A lot of the discussion (which I'm glad is still happening) that's been going on about double-blind reviewing has been making assumptions that we would know if there was bias (against women, unknown authors, whatever) and that part of the reason that this discussion is coming up is because these authors perceive this bias and are cranky about it. That is not my opinion. I've never perceived any bias and have no personal grievance against the process. In fact, the reviews that I've gotten have shown that the reviewers truly read and thought about my papers and took time to write thoughtful feedback. I deeply appreciate their efforts. The problem is that bias is often unperceived. I include my own biases in this, and work hard to recognize them in myself. Still, I believe that often bias is unconscious.

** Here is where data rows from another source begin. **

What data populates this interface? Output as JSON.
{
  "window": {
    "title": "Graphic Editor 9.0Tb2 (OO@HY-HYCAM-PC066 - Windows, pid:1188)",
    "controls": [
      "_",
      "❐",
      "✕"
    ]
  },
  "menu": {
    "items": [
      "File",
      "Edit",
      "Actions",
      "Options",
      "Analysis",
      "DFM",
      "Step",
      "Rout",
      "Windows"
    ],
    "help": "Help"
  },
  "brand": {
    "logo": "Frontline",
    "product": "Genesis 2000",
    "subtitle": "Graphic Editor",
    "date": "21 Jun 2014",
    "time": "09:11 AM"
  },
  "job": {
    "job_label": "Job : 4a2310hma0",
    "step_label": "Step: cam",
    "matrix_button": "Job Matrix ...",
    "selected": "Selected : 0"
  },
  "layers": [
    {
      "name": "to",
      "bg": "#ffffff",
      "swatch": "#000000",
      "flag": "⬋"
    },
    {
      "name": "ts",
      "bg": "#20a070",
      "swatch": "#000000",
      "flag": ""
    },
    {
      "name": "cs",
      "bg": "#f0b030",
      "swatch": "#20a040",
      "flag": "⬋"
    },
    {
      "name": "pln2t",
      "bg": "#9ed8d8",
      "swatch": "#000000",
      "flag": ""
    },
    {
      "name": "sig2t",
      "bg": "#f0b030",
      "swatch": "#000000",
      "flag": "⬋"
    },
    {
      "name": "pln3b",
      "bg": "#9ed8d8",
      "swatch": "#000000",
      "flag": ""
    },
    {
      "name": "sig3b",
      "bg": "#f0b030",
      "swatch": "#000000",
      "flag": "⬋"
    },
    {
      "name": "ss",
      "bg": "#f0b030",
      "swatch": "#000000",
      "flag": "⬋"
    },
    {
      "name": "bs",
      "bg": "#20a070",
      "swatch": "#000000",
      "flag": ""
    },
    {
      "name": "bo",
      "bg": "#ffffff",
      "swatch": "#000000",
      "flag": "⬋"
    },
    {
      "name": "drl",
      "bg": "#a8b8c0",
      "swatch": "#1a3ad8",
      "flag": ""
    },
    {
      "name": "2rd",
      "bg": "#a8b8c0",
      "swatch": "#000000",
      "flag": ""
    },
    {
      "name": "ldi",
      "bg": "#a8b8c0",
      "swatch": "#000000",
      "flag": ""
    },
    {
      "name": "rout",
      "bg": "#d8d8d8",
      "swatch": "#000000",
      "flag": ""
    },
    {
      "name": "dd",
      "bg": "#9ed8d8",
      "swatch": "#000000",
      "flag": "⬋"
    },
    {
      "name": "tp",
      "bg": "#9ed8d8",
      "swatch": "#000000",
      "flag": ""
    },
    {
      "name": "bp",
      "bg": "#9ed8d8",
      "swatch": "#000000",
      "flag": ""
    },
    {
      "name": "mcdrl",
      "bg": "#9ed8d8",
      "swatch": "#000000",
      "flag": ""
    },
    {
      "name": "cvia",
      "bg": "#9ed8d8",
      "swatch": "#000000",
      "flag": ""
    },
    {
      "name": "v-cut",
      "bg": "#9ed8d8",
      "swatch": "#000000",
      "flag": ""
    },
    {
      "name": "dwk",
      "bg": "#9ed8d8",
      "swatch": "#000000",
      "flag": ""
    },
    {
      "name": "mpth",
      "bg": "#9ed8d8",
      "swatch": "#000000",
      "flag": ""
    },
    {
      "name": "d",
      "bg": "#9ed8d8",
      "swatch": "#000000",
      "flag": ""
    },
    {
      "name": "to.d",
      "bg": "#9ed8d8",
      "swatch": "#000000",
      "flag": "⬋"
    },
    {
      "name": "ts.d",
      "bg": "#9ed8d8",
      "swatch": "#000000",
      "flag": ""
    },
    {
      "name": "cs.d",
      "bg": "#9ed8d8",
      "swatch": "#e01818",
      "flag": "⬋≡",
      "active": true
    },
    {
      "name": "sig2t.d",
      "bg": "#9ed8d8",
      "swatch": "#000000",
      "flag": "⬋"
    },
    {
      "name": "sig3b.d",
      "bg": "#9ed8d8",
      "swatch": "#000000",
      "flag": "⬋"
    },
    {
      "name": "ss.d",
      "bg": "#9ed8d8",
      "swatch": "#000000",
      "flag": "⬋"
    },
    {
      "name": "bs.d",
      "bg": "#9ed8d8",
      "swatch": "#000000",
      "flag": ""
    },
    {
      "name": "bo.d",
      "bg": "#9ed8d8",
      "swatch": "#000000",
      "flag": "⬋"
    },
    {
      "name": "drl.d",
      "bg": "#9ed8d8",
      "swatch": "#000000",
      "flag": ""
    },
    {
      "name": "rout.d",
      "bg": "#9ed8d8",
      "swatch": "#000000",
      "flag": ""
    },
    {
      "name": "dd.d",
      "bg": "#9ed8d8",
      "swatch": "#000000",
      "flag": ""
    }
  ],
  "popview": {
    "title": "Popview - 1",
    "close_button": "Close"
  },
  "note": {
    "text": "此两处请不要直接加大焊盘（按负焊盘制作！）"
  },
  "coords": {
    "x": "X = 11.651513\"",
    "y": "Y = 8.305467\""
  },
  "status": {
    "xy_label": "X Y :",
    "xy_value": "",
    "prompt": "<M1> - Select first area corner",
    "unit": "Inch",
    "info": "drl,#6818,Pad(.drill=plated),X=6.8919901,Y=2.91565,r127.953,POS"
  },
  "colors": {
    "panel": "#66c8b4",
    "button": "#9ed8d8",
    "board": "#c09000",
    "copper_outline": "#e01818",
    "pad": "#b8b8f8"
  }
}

When I was taking an upper level math seminar in my sophomore year of college, there were two seniors in the small class who stood out clearly above the rest - one guy and one girl. When she presented her solutions to homework problems, it was as if we were hearing a guest lecturer. Every point was covered. Her presentation was organized. Her math was flawless. She was able to answer our questions precisely and in a way so that we could understand. The guy was a different story. It was clear that he didn't always do the work beforehand. Still, when he presented, after some staring into space and thinking on his feet, the correct solution would appear on the board. He explained it clearly and answered questions, sometimes finding - and fixing - flaws along the way. I realized one day, when talking to a friend about the class, that I considered him to be the more brilliant of the two, ascribing to her the "female" qualities of organization and assuming that her flawless performances were due to advance planning and not to her mathematical ability, while his successes were a sign of his brilliance. This assumption is sexist. I recognized my bias, my internalized sexism if you will, only after most of the semester had passed.
I will not believe you if you claim that you are never biased.